Ah, the 5 and 10 stores…a word that really dates people. I recall having to explain what a 5 and 10 was to a seven year old when I was teaching.
I figure it’s probably equivalent to today’s dollar stores. :0
Oh yes, I hadn’t thought of that.
I like what Dick said about the water: ..” is the clearest he has ever seen with the possible exception of Silver Springs.” I remember Clearwater Beach was a nice beach but,Silver Springs may be clearer… or, at least the last time I visited which has been a long time.
Mary Gilmartin – I agree with you. I have seen both in the early 2000’s and I still think Solver Springs is the winner.
I don’t know how you found my blog, but I’m glad you are enjoying bthe stories of my family. Since I’m reading most of these letters for the first time, I find out new things every week.
For example – In a Bridgeport Telegram newspaper there was a short piece about a card party that Arla was hosting at her home,”Babbling Brook”. I had never heard of the house referred to by that name. And then, last night, as I was transcribing the letters for the coming week, I came across this quote, “CHRISTMAS BOXES: How much moral fortitude have the boys in the service? Can the Trumbull contingent resist temptation? Have the Guion draftees willpower strong enough so that they can delay opening their Christmas boxes, being sent sometime during the coming week, until December 25th, no matter how much before that date said box arrives? These are the questions that the inmates of BABBLING BROOK are asking themselves, instead of the outmoded question: “Is there a Santa Claus?” I had NO IDEA. It may have been used while Arla was alive but never used again because of the memories it invoked. I’ll never know for sure.
Not sure how I found you, but I’m glad I did and what great stories these letters tell. My first book published is fictional, but I have plans for future stories that are non-fiction as I research my family history. I’ve written parts of it and one day will finish those true stories. Here’s a posting about my father and a glimpse of what I want to write:http://marygilmartin.wordpress.com/2013/06/13/fathers-day-2013-and-the-elementary-french-reader/

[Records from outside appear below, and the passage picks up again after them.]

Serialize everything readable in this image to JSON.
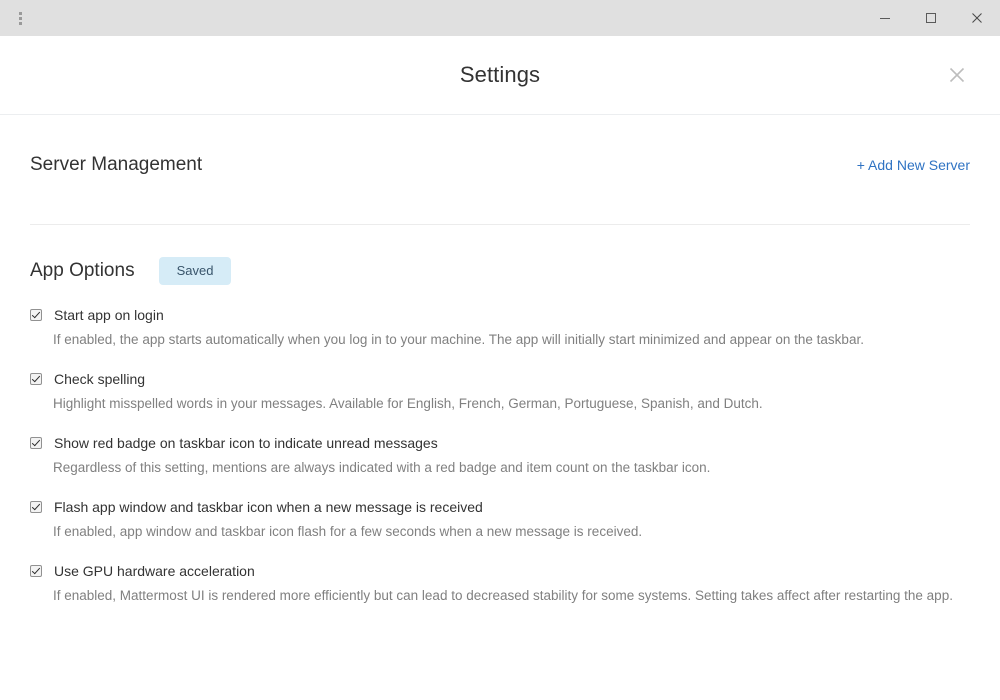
{
  "titlebar": {
    "menu_icon": "kebab-menu-icon",
    "minimize_label": "Minimize",
    "maximize_label": "Maximize",
    "close_label": "Close",
    "background_color": "#e0e0e0"
  },
  "modal": {
    "title": "Settings",
    "close_label": "Close settings"
  },
  "server_section": {
    "title": "Server Management",
    "add_link": "+ Add New Server",
    "link_color": "#2f73c3"
  },
  "app_options": {
    "title": "App Options",
    "saved_badge": "Saved",
    "badge_bg": "#d6ecf7",
    "badge_color": "#39556b",
    "options": [
      {
        "label": "Start app on login",
        "description": "If enabled, the app starts automatically when you log in to your machine. The app will initially start minimized and appear on the taskbar.",
        "checked": true
      },
      {
        "label": "Check spelling",
        "description": "Highlight misspelled words in your messages. Available for English, French, German, Portuguese, Spanish, and Dutch.",
        "checked": true
      },
      {
        "label": "Show red badge on taskbar icon to indicate unread messages",
        "description": "Regardless of this setting, mentions are always indicated with a red badge and item count on the taskbar icon.",
        "checked": true
      },
      {
        "label": "Flash app window and taskbar icon when a new message is received",
        "description": "If enabled, app window and taskbar icon flash for a few seconds when a new message is received.",
        "checked": true
      },
      {
        "label": "Use GPU hardware acceleration",
        "description": "If enabled, Mattermost UI is rendered more efficiently but can lead to decreased stability for some systems. Setting takes affect after restarting the app.",
        "checked": true
      }
    ]
  }
}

Clearwater Beach for $15 week. Sigh… Doubt you could do it up right now for much less than $1500 week!
Linda Arthur Tejera – Just imagine, hot AND cold running water as one of the amenities. Leads me to believe that there were lots of places that didn’t have both !!! I also wonder how they got it down to $13. My thought is the timing – summer is over and winter hasn’t begun – but Grandpa taught his children well. He tried and was successful. I, on the other hand, would accept whatever they told me the rate was, and either decide I wanted it enough to pay that or I didn’t, but I wouldn’t try to get the rate reduced. Then again, Dick is an Expressive personality,, very charming and likable; I’m an Amiable, and detest confrontation. I avoid it like the plague…
LOL. I’ll walk into a retail store and try to negotiate the price! I think I especially embarrass my hubby at yard sales! But, hey, that’s what they’re for! But all in good fun.

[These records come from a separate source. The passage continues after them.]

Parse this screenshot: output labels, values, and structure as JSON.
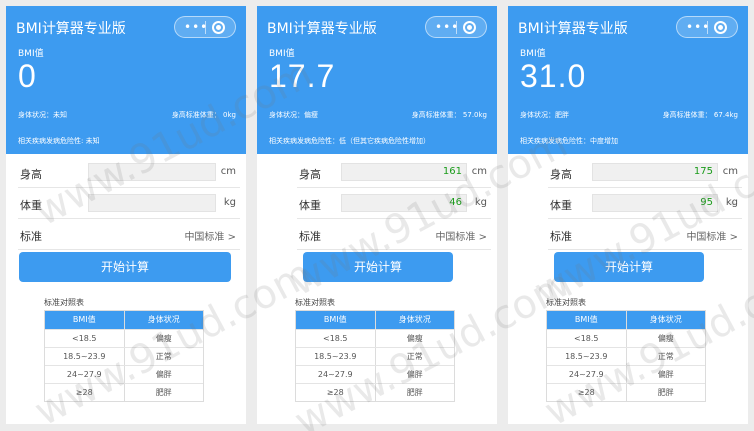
{
  "phones": [
    {
      "app_title": "BMI计算器专业版",
      "capsule": {
        "dots": "•••",
        "menu_icon": "dots-icon",
        "close_icon": "target-icon"
      },
      "bmi_label": "BMI值",
      "bmi_value": "0",
      "status_text": "身体状况：未知",
      "standard_weight_text": "身高标准体重：  0kg",
      "risk_text": "相关疾病发病危险性: 未知",
      "height_label": "身高",
      "height_value": "",
      "height_unit": "cm",
      "weight_label": "体重",
      "weight_value": "",
      "weight_unit": "kg",
      "standard_label": "标准",
      "standard_value": "中国标准 >",
      "calc_button": "开始计算",
      "table_caption": "标准对照表",
      "table_headers": [
        "BMI值",
        "身体状况"
      ],
      "table_rows": [
        [
          "<18.5",
          "偏瘦"
        ],
        [
          "18.5~23.9",
          "正常"
        ],
        [
          "24~27.9",
          "偏胖"
        ],
        [
          "≥28",
          "肥胖"
        ]
      ]
    },
    {
      "app_title": "BMI计算器专业版",
      "capsule": {
        "dots": "•••",
        "menu_icon": "dots-icon",
        "close_icon": "target-icon"
      },
      "bmi_label": "BMI值",
      "bmi_value": "17.7",
      "status_text": "身体状况：偏瘦",
      "standard_weight_text": "身高标准体重：  57.0kg",
      "risk_text": "相关疾病发病危险性：低（但其它疾病危险性增加）",
      "height_label": "身高",
      "height_value": "161",
      "height_unit": "cm",
      "weight_label": "体重",
      "weight_value": "46",
      "weight_unit": "kg",
      "standard_label": "标准",
      "standard_value": "中国标准 >",
      "calc_button": "开始计算",
      "table_caption": "标准对照表",
      "table_headers": [
        "BMI值",
        "身体状况"
      ],
      "table_rows": [
        [
          "<18.5",
          "偏瘦"
        ],
        [
          "18.5~23.9",
          "正常"
        ],
        [
          "24~27.9",
          "偏胖"
        ],
        [
          "≥28",
          "肥胖"
        ]
      ]
    },
    {
      "app_title": "BMI计算器专业版",
      "capsule": {
        "dots": "•••",
        "menu_icon": "dots-icon",
        "close_icon": "target-icon"
      },
      "bmi_label": "BMI值",
      "bmi_value": "31.0",
      "status_text": "身体状况：肥胖",
      "standard_weight_text": "身高标准体重：  67.4kg",
      "risk_text": "相关疾病发病危险性：中度增加",
      "height_label": "身高",
      "height_value": "175",
      "height_unit": "cm",
      "weight_label": "体重",
      "weight_value": "95",
      "weight_unit": "kg",
      "standard_label": "标准",
      "standard_value": "中国标准 >",
      "calc_button": "开始计算",
      "table_caption": "标准对照表",
      "table_headers": [
        "BMI值",
        "身体状况"
      ],
      "table_rows": [
        [
          "<18.5",
          "偏瘦"
        ],
        [
          "18.5~23.9",
          "正常"
        ],
        [
          "24~27.9",
          "偏胖"
        ],
        [
          "≥28",
          "肥胖"
        ]
      ]
    }
  ],
  "watermark": "www.91ud.com",
  "colors": {
    "accent": "#3d9bf0",
    "input_value": "#1a9b1a"
  }
}
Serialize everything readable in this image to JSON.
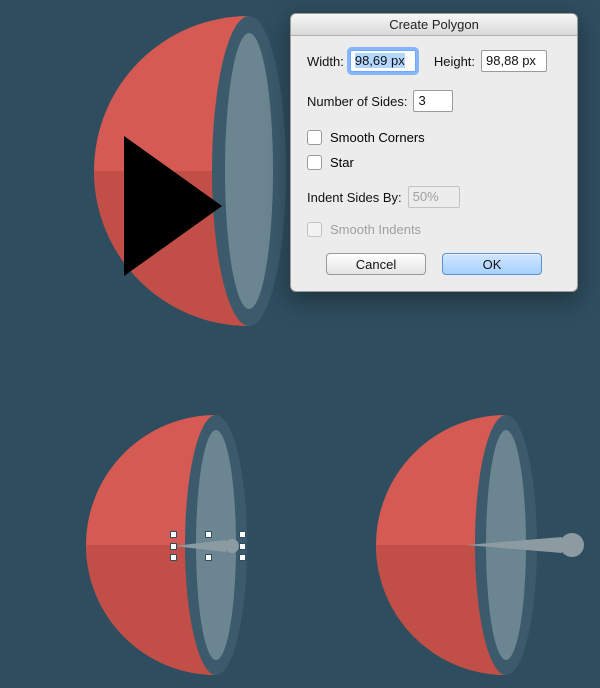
{
  "dialog": {
    "title": "Create Polygon",
    "width_label": "Width:",
    "width_value": "98,69 px",
    "height_label": "Height:",
    "height_value": "98,88 px",
    "sides_label": "Number of Sides:",
    "sides_value": "3",
    "smooth_corners": "Smooth Corners",
    "star": "Star",
    "indent_label": "Indent Sides By:",
    "indent_value": "50%",
    "smooth_indents": "Smooth Indents",
    "cancel": "Cancel",
    "ok": "OK"
  },
  "colors": {
    "canvas_bg": "#2e4d5e",
    "bowl_top": "#d45a53",
    "bowl_bottom": "#c14e47",
    "bowl_rim_outer": "#3b5a6b",
    "bowl_rim_inner": "#6b8591",
    "triangle": "#000000",
    "pointer_gray": "#8c9aa1"
  }
}
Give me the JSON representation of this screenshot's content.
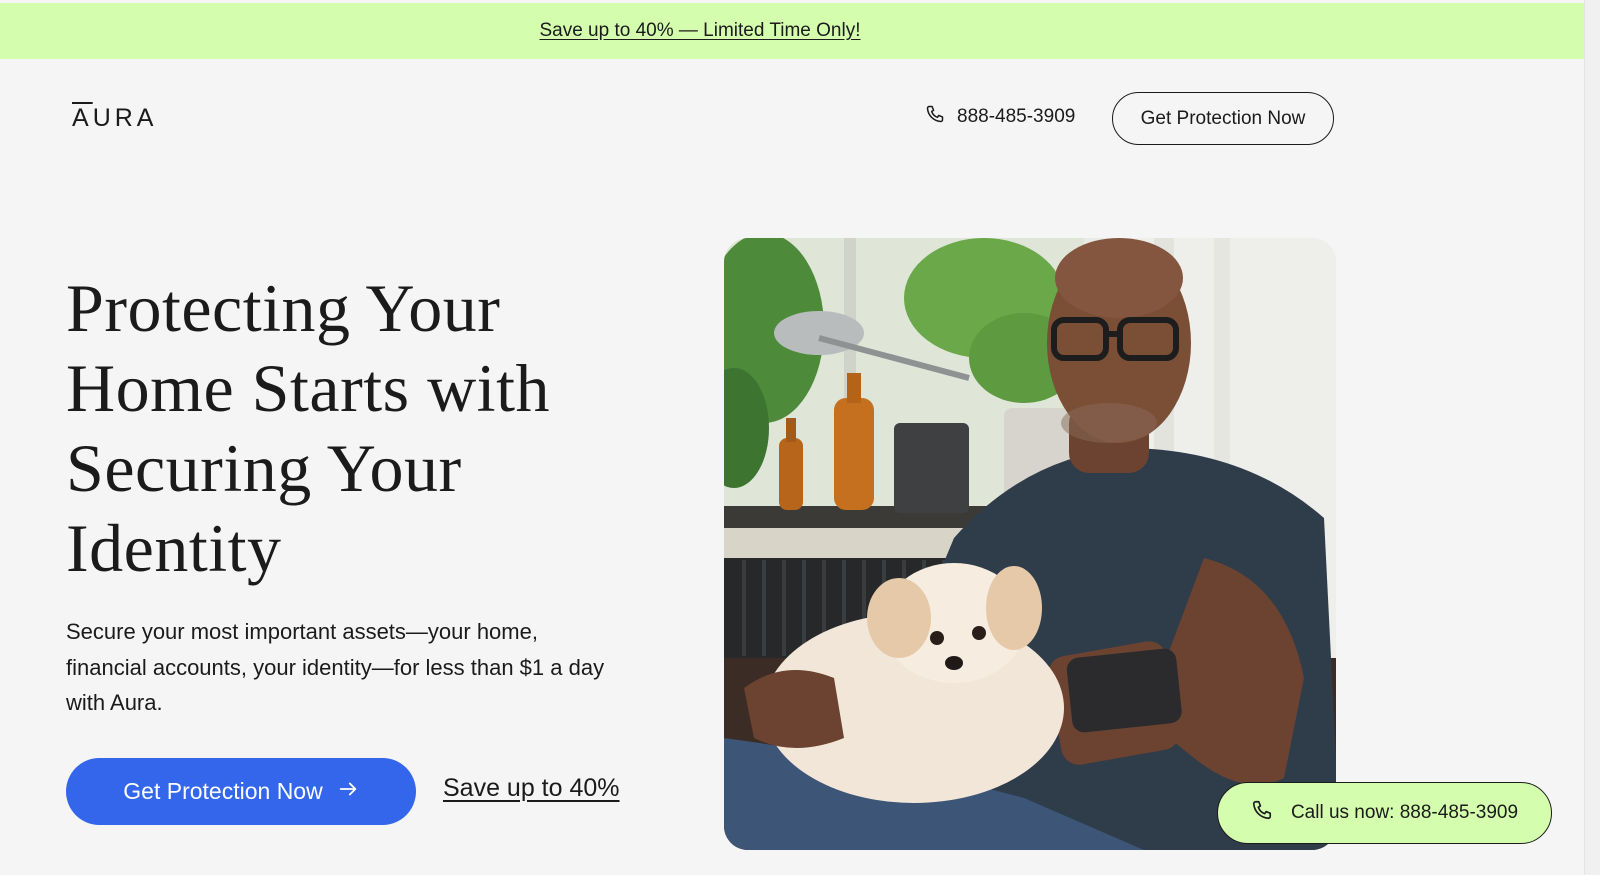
{
  "promo_banner": {
    "text": "Save up to 40% — Limited Time Only!"
  },
  "header": {
    "logo_text": "AURA",
    "logo_overline_letter": "A",
    "logo_rest": "URA",
    "phone": "888-485-3909",
    "cta_label": "Get Protection Now"
  },
  "hero": {
    "title": "Protecting Your Home Starts with Securing Your Identity",
    "subtitle": "Secure your most important assets—your home, financial accounts, your identity—for less than $1 a day with Aura.",
    "primary_cta_label": "Get Protection Now",
    "secondary_link_label": "Save up to 40%",
    "image_icon": "photo-man-with-dog-using-phone"
  },
  "floating_call": {
    "label": "Call us now: 888-485-3909"
  },
  "colors": {
    "banner_bg": "#d5fdae",
    "page_bg": "#f5f5f5",
    "primary_blue": "#3366ea",
    "text": "#1b1b1b"
  }
}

Linda Arthur Tejera – I really think it has a lot to do with our personalities. Some people just love the negotiations !!!

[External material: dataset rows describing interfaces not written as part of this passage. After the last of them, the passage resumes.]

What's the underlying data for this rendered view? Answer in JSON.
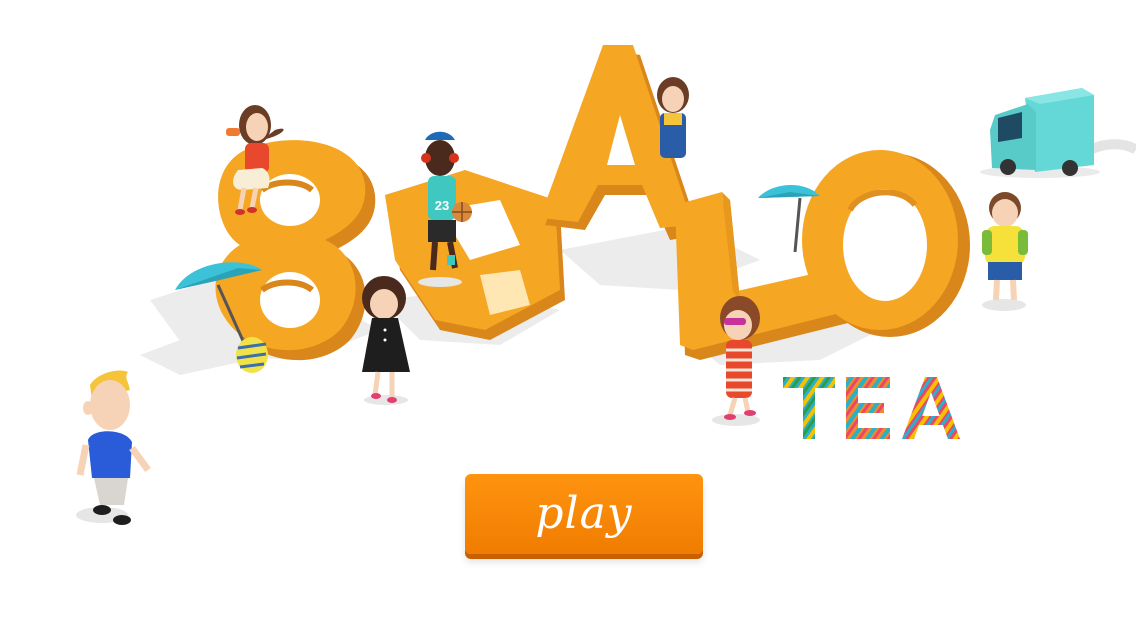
{
  "game": {
    "title_logo": "BRALO",
    "subtitle": "TEA",
    "play_label": "play",
    "jersey_number": "23"
  },
  "colors": {
    "background": "#ffffff",
    "letters": "#f5a623",
    "letters_dark": "#d9861a",
    "play_button": "#f7870a",
    "truck": "#64d8d6",
    "umbrella": "#3cc2d8"
  }
}
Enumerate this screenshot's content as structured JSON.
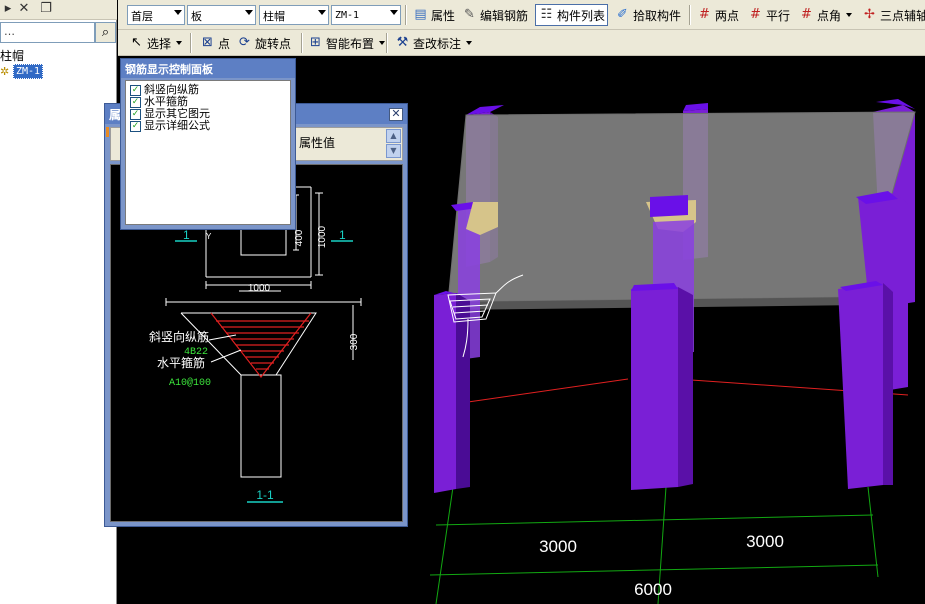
{
  "left_tree": {
    "search_placeholder": "…",
    "category": "柱帽",
    "selected_item": "ZM-1"
  },
  "toolbar1": {
    "floor_select": "首层",
    "type_select": "板",
    "component_select": "柱帽",
    "name_select": "ZM-1",
    "btn_properties": "属性",
    "btn_edit_rebar": "编辑钢筋",
    "btn_component_list": "构件列表",
    "btn_pick_component": "拾取构件",
    "btn_two_point": "两点",
    "btn_parallel": "平行",
    "btn_point_angle": "点角",
    "btn_three_point_aux": "三点辅轴"
  },
  "toolbar2": {
    "btn_select": "选择",
    "btn_point": "点",
    "btn_rotate_point": "旋转点",
    "btn_smart_layout": "智能布置",
    "btn_modify_annotation": "查改标注"
  },
  "property_panel": {
    "title": "属",
    "column_value": "属性值",
    "close_glyph": "✕"
  },
  "rebar_panel": {
    "title": "钢筋显示控制面板",
    "options": [
      {
        "label": "斜竖向纵筋",
        "checked": true
      },
      {
        "label": "水平箍筋",
        "checked": true
      },
      {
        "label": "显示其它图元",
        "checked": true
      },
      {
        "label": "显示详细公式",
        "checked": true
      }
    ]
  },
  "detail_drawing": {
    "dim_top_width": "1000",
    "dim_top_height": "1000",
    "dim_inner_height": "400",
    "axis_mark_left": "1",
    "axis_mark_right": "1",
    "axis_y_label": "Y",
    "dim_depth": "300",
    "label_vertical_rebar": "斜竖向纵筋",
    "value_vertical_rebar": "4B22",
    "label_horizontal_stirrup": "水平箍筋",
    "value_horizontal_stirrup": "A10@100",
    "section_label": "1-1"
  },
  "viewport": {
    "dim_left": "3000",
    "dim_right": "3000",
    "dim_total": "6000",
    "colors": {
      "column": "#7a1fd6",
      "column_top": "#6a10e8",
      "slab": "#8c8c8c",
      "cap": "#d6c48a",
      "grid": "#12a812",
      "axis_red": "#e02020"
    }
  }
}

Wish Dick had sent pictures of Clearwater, FL from 1940 – it would have been interesting to see them.
gpcox – I agree. I haven’t gone through all the pictures I have, and couldn’t identify many of the ones I have seen, but as I learn more of their doings, I may be able to identify them.
It was only a few weeks ago that I discovered a picture that I thought was Aunt Betty, had it confirmed by Dan’s wife, and then could go back and identify her in other pictures. I’m sure this process will continue,
Yes, do use all living relatives to identify these while you can. Most of my trips to my aunt involve documenting who is who in pictures. My grandmother was very helpful in naming many of the family pictures that go back into the 1880s before she passed.
I was so excited…..